(What is required): Nothing in the records below should be altered in the copy, although the pictures must be left out.

(Dataset excerpts):

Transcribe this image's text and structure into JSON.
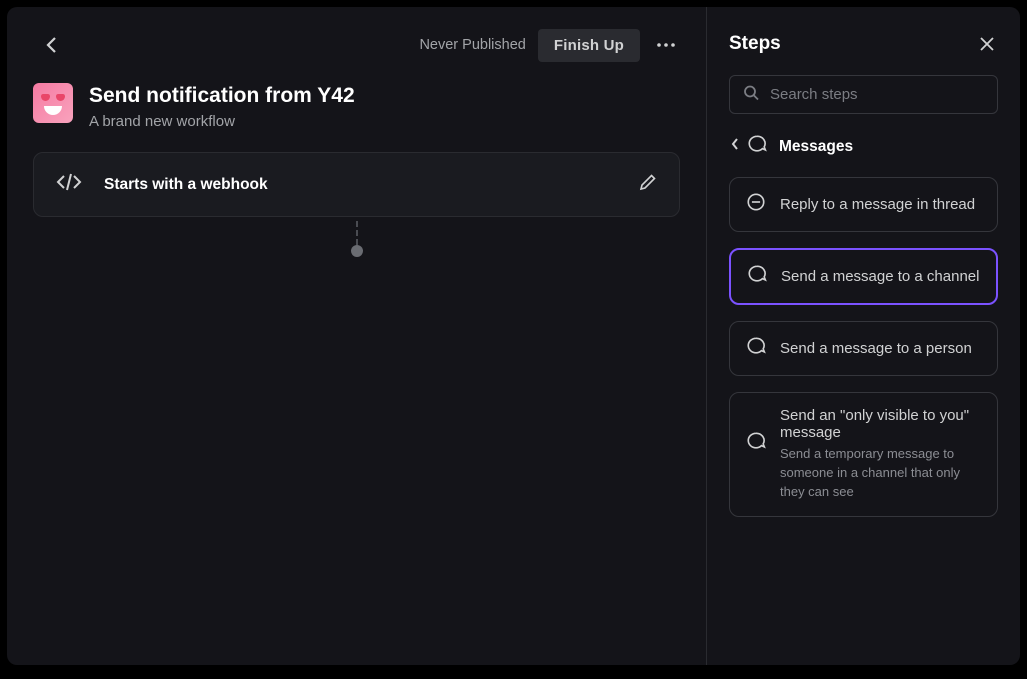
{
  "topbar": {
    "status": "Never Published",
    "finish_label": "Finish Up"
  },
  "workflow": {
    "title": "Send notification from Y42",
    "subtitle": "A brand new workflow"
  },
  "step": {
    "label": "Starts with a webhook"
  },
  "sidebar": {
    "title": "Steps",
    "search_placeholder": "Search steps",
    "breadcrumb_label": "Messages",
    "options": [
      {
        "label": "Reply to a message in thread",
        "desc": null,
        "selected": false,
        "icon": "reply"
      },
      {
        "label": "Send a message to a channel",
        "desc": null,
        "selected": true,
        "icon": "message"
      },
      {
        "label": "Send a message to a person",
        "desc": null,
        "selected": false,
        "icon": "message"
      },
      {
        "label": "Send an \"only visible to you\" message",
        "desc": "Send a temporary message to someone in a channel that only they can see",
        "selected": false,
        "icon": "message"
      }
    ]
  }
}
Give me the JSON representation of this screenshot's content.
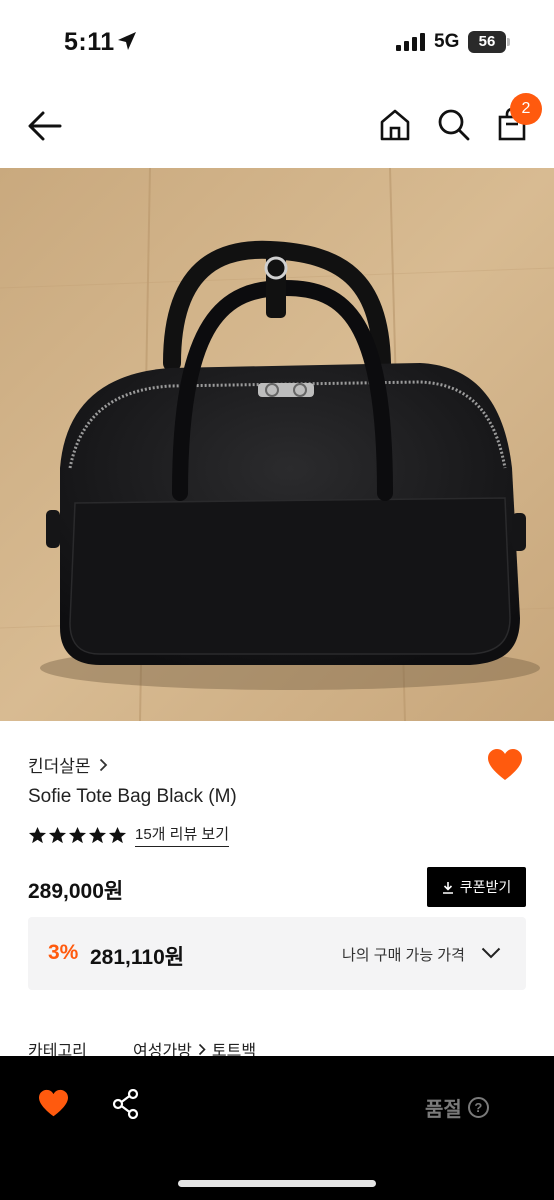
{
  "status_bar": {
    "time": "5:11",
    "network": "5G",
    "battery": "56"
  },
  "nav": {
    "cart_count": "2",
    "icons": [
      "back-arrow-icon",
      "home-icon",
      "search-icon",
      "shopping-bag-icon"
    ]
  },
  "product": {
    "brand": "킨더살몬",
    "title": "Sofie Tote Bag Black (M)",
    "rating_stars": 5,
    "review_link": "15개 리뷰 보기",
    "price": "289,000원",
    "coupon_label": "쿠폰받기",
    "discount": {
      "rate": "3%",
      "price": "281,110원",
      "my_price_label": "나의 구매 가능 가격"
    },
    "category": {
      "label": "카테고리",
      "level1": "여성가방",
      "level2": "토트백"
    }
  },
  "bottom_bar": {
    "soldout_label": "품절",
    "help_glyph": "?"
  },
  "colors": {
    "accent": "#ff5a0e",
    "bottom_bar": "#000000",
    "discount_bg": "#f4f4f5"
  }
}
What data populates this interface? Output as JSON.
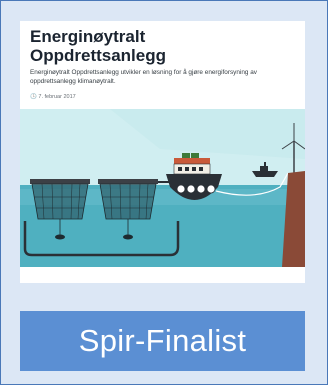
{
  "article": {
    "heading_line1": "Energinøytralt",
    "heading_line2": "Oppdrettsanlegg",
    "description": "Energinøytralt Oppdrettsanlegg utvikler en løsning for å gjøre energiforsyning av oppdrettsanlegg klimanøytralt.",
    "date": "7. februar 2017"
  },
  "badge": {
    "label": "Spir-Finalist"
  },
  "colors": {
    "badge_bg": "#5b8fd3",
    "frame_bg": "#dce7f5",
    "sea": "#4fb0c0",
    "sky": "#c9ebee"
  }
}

(Completed exercise):
Transcribe this image's text and structure into JSON.
{
  "topbar": {
    "status": "Never Published",
    "finish_label": "Finish Up"
  },
  "workflow": {
    "title": "Send notification from Y42",
    "subtitle": "A brand new workflow"
  },
  "step": {
    "label": "Starts with a webhook"
  },
  "sidebar": {
    "title": "Steps",
    "search_placeholder": "Search steps",
    "breadcrumb_label": "Messages",
    "options": [
      {
        "label": "Reply to a message in thread",
        "desc": null,
        "selected": false,
        "icon": "reply"
      },
      {
        "label": "Send a message to a channel",
        "desc": null,
        "selected": true,
        "icon": "message"
      },
      {
        "label": "Send a message to a person",
        "desc": null,
        "selected": false,
        "icon": "message"
      },
      {
        "label": "Send an \"only visible to you\" message",
        "desc": "Send a temporary message to someone in a channel that only they can see",
        "selected": false,
        "icon": "message"
      }
    ]
  }
}
Give me the JSON representation of this screenshot's content.
{
  "status_bar": {
    "time": "5:11",
    "network": "5G",
    "battery": "56"
  },
  "nav": {
    "cart_count": "2",
    "icons": [
      "back-arrow-icon",
      "home-icon",
      "search-icon",
      "shopping-bag-icon"
    ]
  },
  "product": {
    "brand": "킨더살몬",
    "title": "Sofie Tote Bag Black (M)",
    "rating_stars": 5,
    "review_link": "15개 리뷰 보기",
    "price": "289,000원",
    "coupon_label": "쿠폰받기",
    "discount": {
      "rate": "3%",
      "price": "281,110원",
      "my_price_label": "나의 구매 가능 가격"
    },
    "category": {
      "label": "카테고리",
      "level1": "여성가방",
      "level2": "토트백"
    }
  },
  "bottom_bar": {
    "soldout_label": "품절",
    "help_glyph": "?"
  },
  "colors": {
    "accent": "#ff5a0e",
    "bottom_bar": "#000000",
    "discount_bg": "#f4f4f5"
  }
}
What data populates this interface? Output as JSON.
{
  "article": {
    "heading_line1": "Energinøytralt",
    "heading_line2": "Oppdrettsanlegg",
    "description": "Energinøytralt Oppdrettsanlegg utvikler en løsning for å gjøre energiforsyning av oppdrettsanlegg klimanøytralt.",
    "date": "7. februar 2017"
  },
  "badge": {
    "label": "Spir-Finalist"
  },
  "colors": {
    "badge_bg": "#5b8fd3",
    "frame_bg": "#dce7f5",
    "sea": "#4fb0c0",
    "sky": "#c9ebee"
  }
}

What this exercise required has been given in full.